• Taking the occasional beating is inevitable no matter who you are. What makes those beatings bearable for the fanbase is knowing that A) young players got meaningful minutes, and B) the coach will learn from his mistakes.
I'll leave the rest of that thought unsaid.
• Ok, maybe not entirely unsaid: Darlington Nagbe's events map (passes and recoveries) from his 12 minutes. He didn't get on the ball much, but when he did he was reliable and solid. And he did plenty of work tracking back.
• I don't understand why anybody would ever think a Clint Dempsey/Chris Wondolowski partnership would work up top. The US weren't all that much better in the second half with Gyasi Zardes up top -- and what little improvement there was can probably be chalked up to game states -- but starting two second forwards, neither of whom has any speed to push the defenders deep and keep them honest, was never going to work against any decent & decently prepared team.
It's a basic mistake Klinsmann keeps making. He doesn't seem to be able to assess which players' strengths complement each other, and which make each other worse.
• Here's the highlight of the night for the US:
Christian Pulisic could have done better with that final touch -- Opta initially credited him with a shot, but it was pretty clearly a pass. He could have been more selfish.
But he, like Nagbe, never looked out of his depth. Certainly US fans should hope that those two and Jordan Morris are given more high-leverage minutes in the near future. They bring skills other members of the player pool don't have.
• Messi is impossibly great. His free-kick goal is one that folks will replay for a hundred years, and was a worthy record-breaker. I think that, no matter what happens in the final, he is the greatest who has ever played this game.
That said, I hope that Argentina win because I don't think he'll get all that many more opportunities to win a major title with his country.
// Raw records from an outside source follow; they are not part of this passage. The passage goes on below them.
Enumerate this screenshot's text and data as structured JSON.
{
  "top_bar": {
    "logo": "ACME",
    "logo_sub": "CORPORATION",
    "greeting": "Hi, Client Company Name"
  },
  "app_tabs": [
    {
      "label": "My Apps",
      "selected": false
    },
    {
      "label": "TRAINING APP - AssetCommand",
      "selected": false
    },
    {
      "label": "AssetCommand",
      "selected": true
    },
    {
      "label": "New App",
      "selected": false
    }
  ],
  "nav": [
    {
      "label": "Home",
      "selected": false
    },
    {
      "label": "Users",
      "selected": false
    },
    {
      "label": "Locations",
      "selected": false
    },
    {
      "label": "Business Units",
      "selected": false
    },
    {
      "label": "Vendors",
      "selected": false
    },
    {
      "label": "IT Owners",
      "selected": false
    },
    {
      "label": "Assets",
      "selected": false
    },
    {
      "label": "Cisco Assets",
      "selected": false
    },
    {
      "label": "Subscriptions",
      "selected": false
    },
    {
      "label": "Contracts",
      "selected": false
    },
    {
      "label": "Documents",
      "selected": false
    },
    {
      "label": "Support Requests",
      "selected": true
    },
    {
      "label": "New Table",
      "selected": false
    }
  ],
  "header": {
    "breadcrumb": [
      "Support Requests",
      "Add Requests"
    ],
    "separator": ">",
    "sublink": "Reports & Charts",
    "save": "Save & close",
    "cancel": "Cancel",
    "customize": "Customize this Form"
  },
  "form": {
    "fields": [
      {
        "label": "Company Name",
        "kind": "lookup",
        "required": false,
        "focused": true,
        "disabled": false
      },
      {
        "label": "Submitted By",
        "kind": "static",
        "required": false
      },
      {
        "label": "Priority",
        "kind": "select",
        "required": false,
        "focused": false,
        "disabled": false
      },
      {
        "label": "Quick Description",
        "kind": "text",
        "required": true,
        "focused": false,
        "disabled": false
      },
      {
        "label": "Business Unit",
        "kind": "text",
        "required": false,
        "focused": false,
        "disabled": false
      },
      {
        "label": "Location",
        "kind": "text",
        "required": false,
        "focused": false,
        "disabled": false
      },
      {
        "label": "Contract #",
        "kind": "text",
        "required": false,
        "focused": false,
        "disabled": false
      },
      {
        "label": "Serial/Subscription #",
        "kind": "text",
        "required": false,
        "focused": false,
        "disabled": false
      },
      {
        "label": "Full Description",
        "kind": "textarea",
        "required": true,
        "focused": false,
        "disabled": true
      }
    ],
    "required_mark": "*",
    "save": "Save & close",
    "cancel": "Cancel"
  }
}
• Higuain's movement was/is so good. He was the first striker this tournament to force Brooks into multiple errors. No shame in Brooks's game, though -- it happens. And if there's anything the last 12 months shows us, he's able to learn from his mistakes and improve.
• Fabian Johnson had a mostly invisible day, which is better than most of his teammates can say. I still think that it's a mistake to play him in the back since the US badly need his creativity and smarts in attack -- without that sort of thing you can end up with zero shot attempts -- but he deserves credit for the defensive effort he put in. He was much better on that side of the ball this summer than he was in the previous two.
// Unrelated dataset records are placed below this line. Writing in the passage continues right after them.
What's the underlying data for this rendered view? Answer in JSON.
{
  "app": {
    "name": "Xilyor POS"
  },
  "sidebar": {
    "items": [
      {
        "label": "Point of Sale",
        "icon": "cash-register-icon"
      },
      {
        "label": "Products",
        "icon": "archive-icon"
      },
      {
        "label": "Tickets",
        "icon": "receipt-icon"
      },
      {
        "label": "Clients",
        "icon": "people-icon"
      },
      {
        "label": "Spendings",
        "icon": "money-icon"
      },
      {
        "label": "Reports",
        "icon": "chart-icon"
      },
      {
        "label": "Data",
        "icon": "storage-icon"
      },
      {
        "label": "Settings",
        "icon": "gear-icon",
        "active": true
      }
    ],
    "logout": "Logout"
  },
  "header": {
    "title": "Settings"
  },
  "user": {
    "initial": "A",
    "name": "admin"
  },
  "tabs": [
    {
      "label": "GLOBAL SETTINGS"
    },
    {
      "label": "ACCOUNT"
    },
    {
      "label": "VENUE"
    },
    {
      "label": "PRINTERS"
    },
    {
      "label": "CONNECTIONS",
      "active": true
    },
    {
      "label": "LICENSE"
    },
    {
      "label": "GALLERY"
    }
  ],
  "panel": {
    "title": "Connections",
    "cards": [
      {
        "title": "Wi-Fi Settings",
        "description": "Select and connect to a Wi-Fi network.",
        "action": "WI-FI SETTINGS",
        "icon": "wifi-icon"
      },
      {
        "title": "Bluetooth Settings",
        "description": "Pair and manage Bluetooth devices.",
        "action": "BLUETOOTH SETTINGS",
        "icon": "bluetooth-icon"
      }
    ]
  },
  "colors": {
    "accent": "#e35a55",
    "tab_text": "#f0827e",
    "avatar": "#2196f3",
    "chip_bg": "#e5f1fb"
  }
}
• The third-place game will be on Saturday (8 pm ET; FS1 | Univision | UDN) against either Colombia or Chile, either of whom would be favorites against the US. We'll see what Klinsmann & Co. are able to learn between now and then.